EXERCISE PROMPT: For the listing below, show each line that includes the string "name".
# # # #
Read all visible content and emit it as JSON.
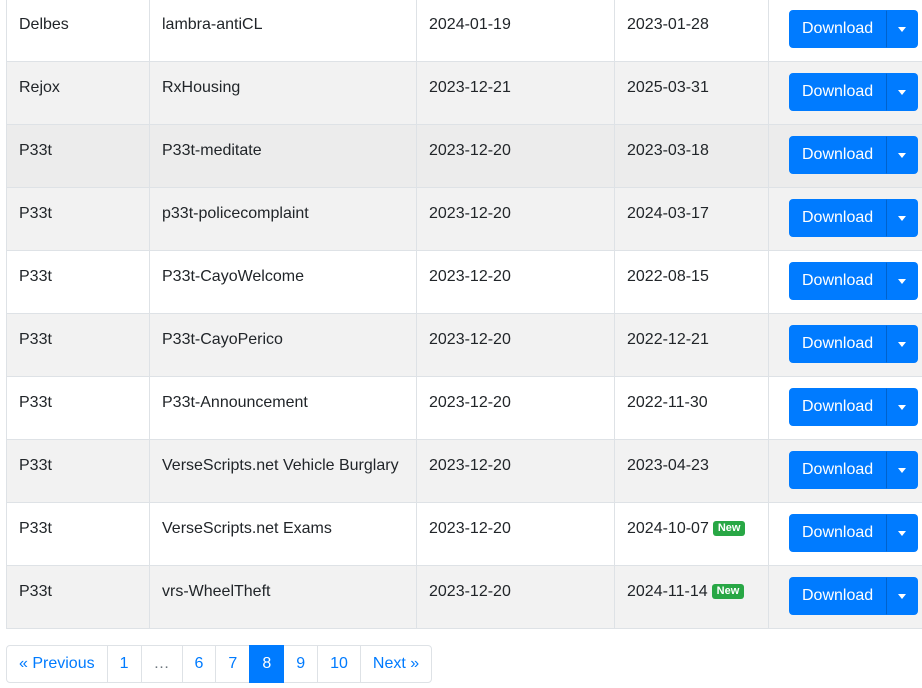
{
  "rows": [
    {
      "author": "Delbes",
      "name": "lambra-antiCL",
      "date1": "2024-01-19",
      "date2": "2023-01-28",
      "badge": "",
      "download_label": "Download"
    },
    {
      "author": "Rejox",
      "name": "RxHousing",
      "date1": "2023-12-21",
      "date2": "2025-03-31",
      "badge": "",
      "download_label": "Download"
    },
    {
      "author": "P33t",
      "name": "P33t-meditate",
      "date1": "2023-12-20",
      "date2": "2023-03-18",
      "badge": "",
      "download_label": "Download"
    },
    {
      "author": "P33t",
      "name": "p33t-policecomplaint",
      "date1": "2023-12-20",
      "date2": "2024-03-17",
      "badge": "",
      "download_label": "Download"
    },
    {
      "author": "P33t",
      "name": "P33t-CayoWelcome",
      "date1": "2023-12-20",
      "date2": "2022-08-15",
      "badge": "",
      "download_label": "Download"
    },
    {
      "author": "P33t",
      "name": "P33t-CayoPerico",
      "date1": "2023-12-20",
      "date2": "2022-12-21",
      "badge": "",
      "download_label": "Download"
    },
    {
      "author": "P33t",
      "name": "P33t-Announcement",
      "date1": "2023-12-20",
      "date2": "2022-11-30",
      "badge": "",
      "download_label": "Download"
    },
    {
      "author": "P33t",
      "name": "VerseScripts.net Vehicle Burglary",
      "date1": "2023-12-20",
      "date2": "2023-04-23",
      "badge": "",
      "download_label": "Download"
    },
    {
      "author": "P33t",
      "name": "VerseScripts.net Exams",
      "date1": "2023-12-20",
      "date2": "2024-10-07",
      "badge": "New",
      "download_label": "Download"
    },
    {
      "author": "P33t",
      "name": "vrs-WheelTheft",
      "date1": "2023-12-20",
      "date2": "2024-11-14",
      "badge": "New",
      "download_label": "Download"
    }
  ],
  "pagination": {
    "previous_label": "« Previous",
    "pages": [
      "1",
      "…",
      "6",
      "7",
      "8",
      "9",
      "10"
    ],
    "active_page": "8",
    "next_label": "Next »"
  },
  "colors": {
    "primary": "#007bff",
    "badge_new": "#28a745",
    "row_stripe": "#f2f2f2",
    "border": "#dee2e6"
  },
  "icons": {
    "dropdown_toggle": "caret-down-icon"
  }
}
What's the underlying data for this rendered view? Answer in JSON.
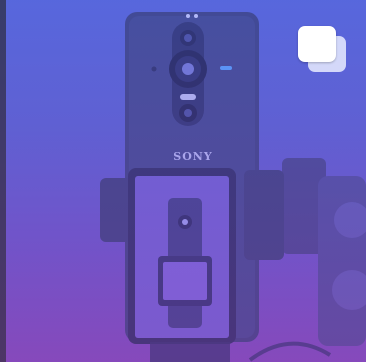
{
  "post": {
    "brand_text": "SONY",
    "multi_photo_icon": "multiple-photos-icon"
  }
}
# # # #
WRITTEN ANSWER:
      "name": "lambra-antiCL",
      "name": "RxHousing",
      "name": "P33t-meditate",
      "name": "p33t-policecomplaint",
      "name": "P33t-CayoWelcome",
      "name": "P33t-CayoPerico",
      "name": "P33t-Announcement",
      "name": "VerseScripts.net Vehicle Burglary",
      "name": "VerseScripts.net Exams",
      "name": "vrs-WheelTheft",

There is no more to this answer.